> **Given data**
-*-*-
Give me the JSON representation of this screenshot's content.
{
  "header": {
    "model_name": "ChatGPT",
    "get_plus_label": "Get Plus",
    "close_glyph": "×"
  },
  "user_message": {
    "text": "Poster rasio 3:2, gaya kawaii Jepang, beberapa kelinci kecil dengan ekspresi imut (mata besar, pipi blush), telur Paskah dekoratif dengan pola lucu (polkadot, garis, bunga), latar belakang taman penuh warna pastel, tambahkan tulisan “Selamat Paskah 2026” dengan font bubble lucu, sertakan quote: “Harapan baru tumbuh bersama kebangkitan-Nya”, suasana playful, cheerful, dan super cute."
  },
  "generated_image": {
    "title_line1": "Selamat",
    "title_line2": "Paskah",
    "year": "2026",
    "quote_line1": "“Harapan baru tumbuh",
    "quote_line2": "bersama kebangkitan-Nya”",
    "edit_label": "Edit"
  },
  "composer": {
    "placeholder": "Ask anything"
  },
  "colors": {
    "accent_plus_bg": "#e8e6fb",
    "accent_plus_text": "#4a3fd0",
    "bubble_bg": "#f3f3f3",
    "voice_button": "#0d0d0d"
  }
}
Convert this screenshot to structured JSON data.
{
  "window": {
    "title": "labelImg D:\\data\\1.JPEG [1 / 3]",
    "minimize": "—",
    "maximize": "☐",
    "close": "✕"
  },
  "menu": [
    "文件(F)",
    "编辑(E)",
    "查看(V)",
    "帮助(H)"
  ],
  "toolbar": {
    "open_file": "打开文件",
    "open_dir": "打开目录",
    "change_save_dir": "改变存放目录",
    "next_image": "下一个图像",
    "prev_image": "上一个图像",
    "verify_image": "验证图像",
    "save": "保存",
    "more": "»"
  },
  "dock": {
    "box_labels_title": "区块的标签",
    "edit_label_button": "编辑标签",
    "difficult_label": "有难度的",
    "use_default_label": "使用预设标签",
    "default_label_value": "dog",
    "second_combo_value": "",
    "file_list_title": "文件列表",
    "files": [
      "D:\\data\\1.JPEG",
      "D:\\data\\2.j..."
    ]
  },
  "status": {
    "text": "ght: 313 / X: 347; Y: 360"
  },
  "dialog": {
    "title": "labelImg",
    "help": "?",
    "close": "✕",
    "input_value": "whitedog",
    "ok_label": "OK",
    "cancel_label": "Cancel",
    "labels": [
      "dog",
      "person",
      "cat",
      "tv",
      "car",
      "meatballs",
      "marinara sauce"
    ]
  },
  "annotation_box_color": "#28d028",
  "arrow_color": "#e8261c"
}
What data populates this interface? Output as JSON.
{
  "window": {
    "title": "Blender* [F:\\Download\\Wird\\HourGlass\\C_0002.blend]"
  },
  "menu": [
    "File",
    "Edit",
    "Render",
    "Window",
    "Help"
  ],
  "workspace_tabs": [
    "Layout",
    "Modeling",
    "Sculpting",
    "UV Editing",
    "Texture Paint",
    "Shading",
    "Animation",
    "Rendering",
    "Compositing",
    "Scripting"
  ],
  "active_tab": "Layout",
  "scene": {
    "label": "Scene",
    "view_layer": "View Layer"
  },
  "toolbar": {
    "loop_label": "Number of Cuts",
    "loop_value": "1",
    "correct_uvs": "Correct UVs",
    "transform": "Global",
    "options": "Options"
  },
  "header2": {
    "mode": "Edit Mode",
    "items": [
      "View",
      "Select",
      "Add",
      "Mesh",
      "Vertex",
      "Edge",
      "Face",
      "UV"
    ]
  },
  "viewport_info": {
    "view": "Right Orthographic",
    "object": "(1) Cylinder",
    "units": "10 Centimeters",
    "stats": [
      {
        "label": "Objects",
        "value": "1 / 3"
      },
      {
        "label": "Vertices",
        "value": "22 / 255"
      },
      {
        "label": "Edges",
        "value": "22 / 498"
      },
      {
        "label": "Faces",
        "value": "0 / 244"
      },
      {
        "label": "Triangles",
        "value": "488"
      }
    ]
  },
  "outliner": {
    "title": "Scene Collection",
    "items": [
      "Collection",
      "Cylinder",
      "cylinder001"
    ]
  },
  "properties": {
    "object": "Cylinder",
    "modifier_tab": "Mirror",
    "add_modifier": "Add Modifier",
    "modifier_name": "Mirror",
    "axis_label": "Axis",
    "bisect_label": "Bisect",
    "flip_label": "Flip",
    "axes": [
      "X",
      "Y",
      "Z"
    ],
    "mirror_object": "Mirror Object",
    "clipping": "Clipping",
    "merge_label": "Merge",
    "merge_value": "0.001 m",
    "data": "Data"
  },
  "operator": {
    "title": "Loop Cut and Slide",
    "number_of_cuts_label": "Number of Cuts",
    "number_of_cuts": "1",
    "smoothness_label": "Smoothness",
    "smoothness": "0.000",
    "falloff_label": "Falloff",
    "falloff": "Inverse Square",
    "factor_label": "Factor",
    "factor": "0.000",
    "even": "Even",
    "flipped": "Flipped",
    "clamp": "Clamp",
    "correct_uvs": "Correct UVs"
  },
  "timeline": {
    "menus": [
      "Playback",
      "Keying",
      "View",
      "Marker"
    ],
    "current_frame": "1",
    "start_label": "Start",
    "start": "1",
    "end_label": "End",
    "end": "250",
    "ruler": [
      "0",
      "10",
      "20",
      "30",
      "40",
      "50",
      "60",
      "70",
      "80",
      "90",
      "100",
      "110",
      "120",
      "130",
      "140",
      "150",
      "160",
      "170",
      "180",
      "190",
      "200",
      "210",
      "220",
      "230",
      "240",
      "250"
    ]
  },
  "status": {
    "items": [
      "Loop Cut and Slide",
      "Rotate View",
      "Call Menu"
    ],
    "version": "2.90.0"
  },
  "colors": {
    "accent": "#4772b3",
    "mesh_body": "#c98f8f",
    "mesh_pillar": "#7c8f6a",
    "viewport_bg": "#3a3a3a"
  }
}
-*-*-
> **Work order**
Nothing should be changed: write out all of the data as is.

> **Result for this exercise**
Give me the JSON representation of this screenshot's content.
{
  "header": {
    "model_name": "ChatGPT",
    "get_plus_label": "Get Plus",
    "close_glyph": "×"
  },
  "user_message": {
    "text": "Poster rasio 3:2, gaya kawaii Jepang, beberapa kelinci kecil dengan ekspresi imut (mata besar, pipi blush), telur Paskah dekoratif dengan pola lucu (polkadot, garis, bunga), latar belakang taman penuh warna pastel, tambahkan tulisan “Selamat Paskah 2026” dengan font bubble lucu, sertakan quote: “Harapan baru tumbuh bersama kebangkitan-Nya”, suasana playful, cheerful, dan super cute."
  },
  "generated_image": {
    "title_line1": "Selamat",
    "title_line2": "Paskah",
    "year": "2026",
    "quote_line1": "“Harapan baru tumbuh",
    "quote_line2": "bersama kebangkitan-Nya”",
    "edit_label": "Edit"
  },
  "composer": {
    "placeholder": "Ask anything"
  },
  "colors": {
    "accent_plus_bg": "#e8e6fb",
    "accent_plus_text": "#4a3fd0",
    "bubble_bg": "#f3f3f3",
    "voice_button": "#0d0d0d"
  }
}
Convert this screenshot to structured JSON data.
{
  "window": {
    "title": "labelImg D:\\data\\1.JPEG [1 / 3]",
    "minimize": "—",
    "maximize": "☐",
    "close": "✕"
  },
  "menu": [
    "文件(F)",
    "编辑(E)",
    "查看(V)",
    "帮助(H)"
  ],
  "toolbar": {
    "open_file": "打开文件",
    "open_dir": "打开目录",
    "change_save_dir": "改变存放目录",
    "next_image": "下一个图像",
    "prev_image": "上一个图像",
    "verify_image": "验证图像",
    "save": "保存",
    "more": "»"
  },
  "dock": {
    "box_labels_title": "区块的标签",
    "edit_label_button": "编辑标签",
    "difficult_label": "有难度的",
    "use_default_label": "使用预设标签",
    "default_label_value": "dog",
    "second_combo_value": "",
    "file_list_title": "文件列表",
    "files": [
      "D:\\data\\1.JPEG",
      "D:\\data\\2.j..."
    ]
  },
  "status": {
    "text": "ght: 313 / X: 347; Y: 360"
  },
  "dialog": {
    "title": "labelImg",
    "help": "?",
    "close": "✕",
    "input_value": "whitedog",
    "ok_label": "OK",
    "cancel_label": "Cancel",
    "labels": [
      "dog",
      "person",
      "cat",
      "tv",
      "car",
      "meatballs",
      "marinara sauce"
    ]
  },
  "annotation_box_color": "#28d028",
  "arrow_color": "#e8261c"
}
What data populates this interface? Output as JSON.
{
  "window": {
    "title": "Blender* [F:\\Download\\Wird\\HourGlass\\C_0002.blend]"
  },
  "menu": [
    "File",
    "Edit",
    "Render",
    "Window",
    "Help"
  ],
  "workspace_tabs": [
    "Layout",
    "Modeling",
    "Sculpting",
    "UV Editing",
    "Texture Paint",
    "Shading",
    "Animation",
    "Rendering",
    "Compositing",
    "Scripting"
  ],
  "active_tab": "Layout",
  "scene": {
    "label": "Scene",
    "view_layer": "View Layer"
  },
  "toolbar": {
    "loop_label": "Number of Cuts",
    "loop_value": "1",
    "correct_uvs": "Correct UVs",
    "transform": "Global",
    "options": "Options"
  },
  "header2": {
    "mode": "Edit Mode",
    "items": [
      "View",
      "Select",
      "Add",
      "Mesh",
      "Vertex",
      "Edge",
      "Face",
      "UV"
    ]
  },
  "viewport_info": {
    "view": "Right Orthographic",
    "object": "(1) Cylinder",
    "units": "10 Centimeters",
    "stats": [
      {
        "label": "Objects",
        "value": "1 / 3"
      },
      {
        "label": "Vertices",
        "value": "22 / 255"
      },
      {
        "label": "Edges",
        "value": "22 / 498"
      },
      {
        "label": "Faces",
        "value": "0 / 244"
      },
      {
        "label": "Triangles",
        "value": "488"
      }
    ]
  },
  "outliner": {
    "title": "Scene Collection",
    "items": [
      "Collection",
      "Cylinder",
      "cylinder001"
    ]
  },
  "properties": {
    "object": "Cylinder",
    "modifier_tab": "Mirror",
    "add_modifier": "Add Modifier",
    "modifier_name": "Mirror",
    "axis_label": "Axis",
    "bisect_label": "Bisect",
    "flip_label": "Flip",
    "axes": [
      "X",
      "Y",
      "Z"
    ],
    "mirror_object": "Mirror Object",
    "clipping": "Clipping",
    "merge_label": "Merge",
    "merge_value": "0.001 m",
    "data": "Data"
  },
  "operator": {
    "title": "Loop Cut and Slide",
    "number_of_cuts_label": "Number of Cuts",
    "number_of_cuts": "1",
    "smoothness_label": "Smoothness",
    "smoothness": "0.000",
    "falloff_label": "Falloff",
    "falloff": "Inverse Square",
    "factor_label": "Factor",
    "factor": "0.000",
    "even": "Even",
    "flipped": "Flipped",
    "clamp": "Clamp",
    "correct_uvs": "Correct UVs"
  },
  "timeline": {
    "menus": [
      "Playback",
      "Keying",
      "View",
      "Marker"
    ],
    "current_frame": "1",
    "start_label": "Start",
    "start": "1",
    "end_label": "End",
    "end": "250",
    "ruler": [
      "0",
      "10",
      "20",
      "30",
      "40",
      "50",
      "60",
      "70",
      "80",
      "90",
      "100",
      "110",
      "120",
      "130",
      "140",
      "150",
      "160",
      "170",
      "180",
      "190",
      "200",
      "210",
      "220",
      "230",
      "240",
      "250"
    ]
  },
  "status": {
    "items": [
      "Loop Cut and Slide",
      "Rotate View",
      "Call Menu"
    ],
    "version": "2.90.0"
  },
  "colors": {
    "accent": "#4772b3",
    "mesh_body": "#c98f8f",
    "mesh_pillar": "#7c8f6a",
    "viewport_bg": "#3a3a3a"
  }
}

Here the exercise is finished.